Agri Bio Italy markets greener-than-green lemons. A desire to better the world drove Italian Dutchman Claudio Papone to start working in the fruit and vegetable sector two years ago. He wanted to help his Italian friend Tommaso develop the Northern European market for these lemons, starting in the Netherlands.
The Netherlands is Claudio's second home - he lived there for 28 years. These days, he commutes between there and Italy. He has home bases in both countries. Claudio arrived in the Netherlands at 17, knowing his parents would stay there for at least another ten years. "I chose the difficult path to integration: I attended a Dutch school. The first two years were tough, but I'm reaping the benefits of that now," Claudio begins.
Azienda Agricola Mottava, di Tomasso Gaggallo di Castel Lentini
He speaks and writes Dutch fluently and has picked up a few things from the Dutch mentality. "Italians are verbose, but in the Netherlands, I learned to be brief and to the point. I'm glad I did. That benefits me greatly."
The two cultures approach business differently. "The Dutch study the situation carefully, giving nothing away immediately. It's hard to get in. But once you find common ground, things move fast, and needs are identified. The Dutch get right to the point. They quickly accept or reject your proposal. Italians, on the other hand, are very open, friendly, and passionate from the get-go. When making deals, you have to 'dance' around each other more often. And it takes longer," Claudio explains.
Italy is a frontrunner in organic agriculture and horticulture. The government encourages this, but growers also strongly sense that organic is the only alternative—a very different situation than in the Netherlands.
"The Dutch have high regard for organic farming, but organic sales are still at a minimum. Bionext and BioNederland are working hard at taking organic a step further. That's why, as a Dutch subsidiary of an Italian company, we became a member. We want to support an organization that does so much to create an organic future for our children."
"We're an idealistic business too. Besides ensuring that organic products benefit the earth, we also want to contribute socially. In Italy, we do that very concretely by, for example, employing refugees. We want to offer them a safe haven and good future," says Claudio.
This coach bears witness to Azienda Agricola Mottava's long history.
The lemons from Tommaso's orchards are 'greener than green'. "The company has a long history. The family has owned the land for more than four centuries, and they've always lived biodynamically. That made them pioneers in organic farming, as they were one of the first growers to get the organic and later the Demeter seal of approval in Italy."
Post-harvest, the lemons are left as is and are not 'yellowed' with ethylene. There are four harvest periods. The lemons harvested in winter and spring have had cold nights and, therefore, naturally develop their yellow color. The summer sun keeps those lemons green. "People in the Netherlands aren't used to that color and think these lemons aren't ripe, but they're actually delicious." Also, no protective wax layer is applied, making the peel suitable for consumption as well.

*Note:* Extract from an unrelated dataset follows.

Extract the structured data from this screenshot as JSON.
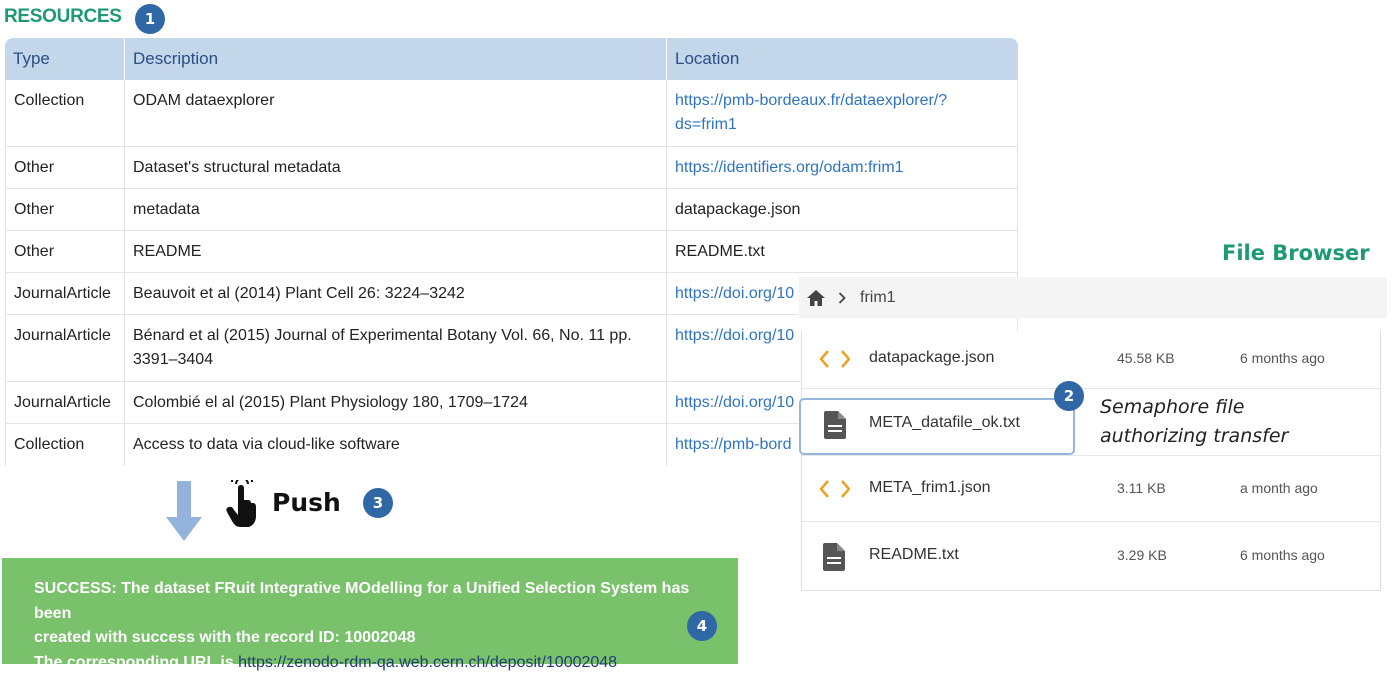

The Azienda is a safe haven for refugees.
Agro Bio Italy does not focus on the local market because Italian businesses have poor payment terms. "Those take six to eight months, which makes maintaining a healthy company very difficult. After all, we also want to take good care of our employees," says Papone.
Agri Bio Italy wants to scale up production to a million kilos per year. They thus decided to make the move to the Northern European market. Although Scandinavia and Germany are more organically-minded than the Netherlands, given his roots and contacts, Claudio is initially targeting the Dutch market. His knowledge of Dutch buyers' somewhat stiffer business side allows him to pierce through that wall well. "Most Dutch and Italian people love each other," he concludes.
Horses form a vital part of the business.
This article previously appeared in Primeur, the fruit and vegetable trade journal, volume 36, issue 9.